The origin of the Yiddish language (spoken at least since the 9th century A.D.), and consequently Yiddish speakers, has been debated for the past several centuries, mainly between linguists. While the Rhineland hypothesis suggests a German origin, the Irano-Turko-Slavic hypothesis, proposed by Paul Wexler, suggests a more complex origin starting with Slavic lands in Khazaria, followed by Ukraine, and finally Germany where the language was relexified, i.e., adopted a German vocabulary, but retained its Slavic grammar, which is why Yiddish was oftentimes called “Bad German.”

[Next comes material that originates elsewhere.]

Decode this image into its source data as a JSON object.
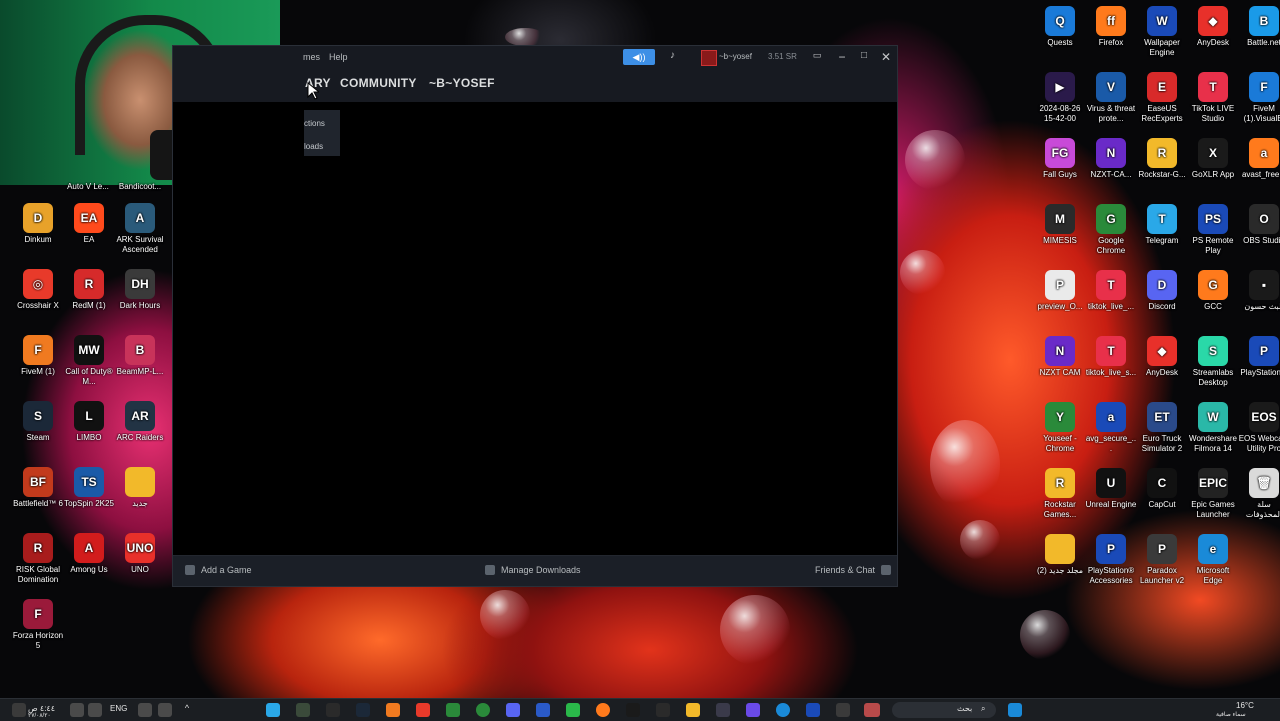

To evaluate these two hypotheses we applied the Geographic Population Structure (GPS) tool to the genomes of over 360 sole Yiddish and non-Yiddish speaking Ashkenazic Jews. This is the largest study of Ashkenazic Jews and the first one to study Yiddish speakers. Surprisingly, GPS honed in an obscure region in northeast Turkey. There we found four primeval villages (one was abandoned in the mid-7th century A.D.) whose name may be derived from the word “Ashkenaz,” suggesting that this was the central location of ancient Ashkenaz.

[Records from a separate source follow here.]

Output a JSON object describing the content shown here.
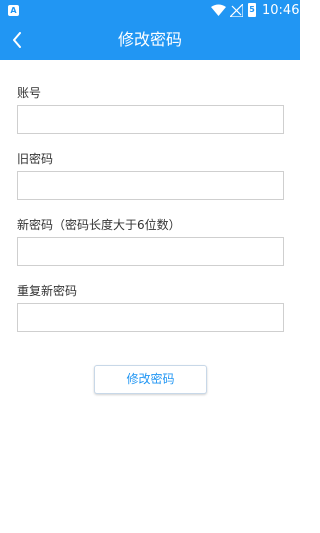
{
  "status_bar": {
    "app_badge": "A",
    "battery_badge": "5",
    "time": "10:46",
    "icons": [
      "app-notification-icon",
      "wifi-icon",
      "no-signal-icon",
      "battery-icon"
    ]
  },
  "header": {
    "title": "修改密码",
    "back_icon": "chevron-left-icon",
    "background_color": "#2196f3"
  },
  "form": {
    "account": {
      "label": "账号",
      "value": "",
      "placeholder": ""
    },
    "old_password": {
      "label": "旧密码",
      "value": "",
      "placeholder": ""
    },
    "new_password": {
      "label": "新密码（密码长度大于6位数）",
      "value": "",
      "placeholder": ""
    },
    "repeat_password": {
      "label": "重复新密码",
      "value": "",
      "placeholder": ""
    }
  },
  "submit_button": {
    "label": "修改密码"
  },
  "colors": {
    "accent": "#2196f3",
    "field_border": "#cfcfcf",
    "background": "#ffffff"
  }
}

GPS coordinates provided by analyzing the DNA of Ashkenazic Jews overlap four ancient villages whose names may be derived from the word Ashkenaz
Our full study has been published in Genome Biology and Evolution:
Das R, Wexler P, Pirooznia M, Elhaik E. Localizing Ashkenazic Jews to primeval villages in the ancient Iranian lands of Ashkenaz. Genome Biol Evol. 2016. doi:10.1093/gbe/evw046.